Supplied entries:

· · · ·

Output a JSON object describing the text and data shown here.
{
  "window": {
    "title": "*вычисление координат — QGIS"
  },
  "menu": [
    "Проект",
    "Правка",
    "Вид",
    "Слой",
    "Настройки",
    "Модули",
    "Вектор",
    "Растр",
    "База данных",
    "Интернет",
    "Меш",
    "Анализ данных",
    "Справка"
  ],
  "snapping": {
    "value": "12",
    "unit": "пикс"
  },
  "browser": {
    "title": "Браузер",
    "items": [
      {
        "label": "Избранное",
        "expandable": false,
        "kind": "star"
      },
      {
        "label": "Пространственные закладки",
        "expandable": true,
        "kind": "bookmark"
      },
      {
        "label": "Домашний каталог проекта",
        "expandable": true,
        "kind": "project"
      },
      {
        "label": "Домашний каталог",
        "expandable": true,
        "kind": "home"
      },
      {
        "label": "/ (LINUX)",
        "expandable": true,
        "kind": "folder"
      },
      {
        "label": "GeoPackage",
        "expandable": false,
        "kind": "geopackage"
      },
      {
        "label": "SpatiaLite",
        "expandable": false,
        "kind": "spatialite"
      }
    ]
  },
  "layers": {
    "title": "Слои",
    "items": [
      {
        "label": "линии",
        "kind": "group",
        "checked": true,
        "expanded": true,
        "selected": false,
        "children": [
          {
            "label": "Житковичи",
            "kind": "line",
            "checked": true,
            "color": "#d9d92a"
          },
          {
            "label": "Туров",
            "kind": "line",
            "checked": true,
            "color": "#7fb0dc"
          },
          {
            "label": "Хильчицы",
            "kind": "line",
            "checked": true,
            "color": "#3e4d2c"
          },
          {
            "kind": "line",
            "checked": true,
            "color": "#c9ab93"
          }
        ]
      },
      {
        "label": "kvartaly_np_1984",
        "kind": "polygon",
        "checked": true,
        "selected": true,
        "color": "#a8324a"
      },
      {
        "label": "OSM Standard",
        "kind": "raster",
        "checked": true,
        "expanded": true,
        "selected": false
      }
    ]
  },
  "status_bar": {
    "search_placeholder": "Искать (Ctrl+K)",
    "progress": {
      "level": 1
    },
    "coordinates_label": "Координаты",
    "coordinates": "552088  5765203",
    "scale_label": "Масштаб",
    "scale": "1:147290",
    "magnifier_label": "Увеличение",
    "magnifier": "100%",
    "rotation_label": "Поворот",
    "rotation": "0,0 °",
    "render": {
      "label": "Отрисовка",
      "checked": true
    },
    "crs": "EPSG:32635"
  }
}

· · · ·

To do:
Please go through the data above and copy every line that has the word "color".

Written response:
            "color": "#d9d92a"
            "color": "#7fb0dc"
            "color": "#3e4d2c"
            "color": "#c9ab93"
        "color": "#a8324a"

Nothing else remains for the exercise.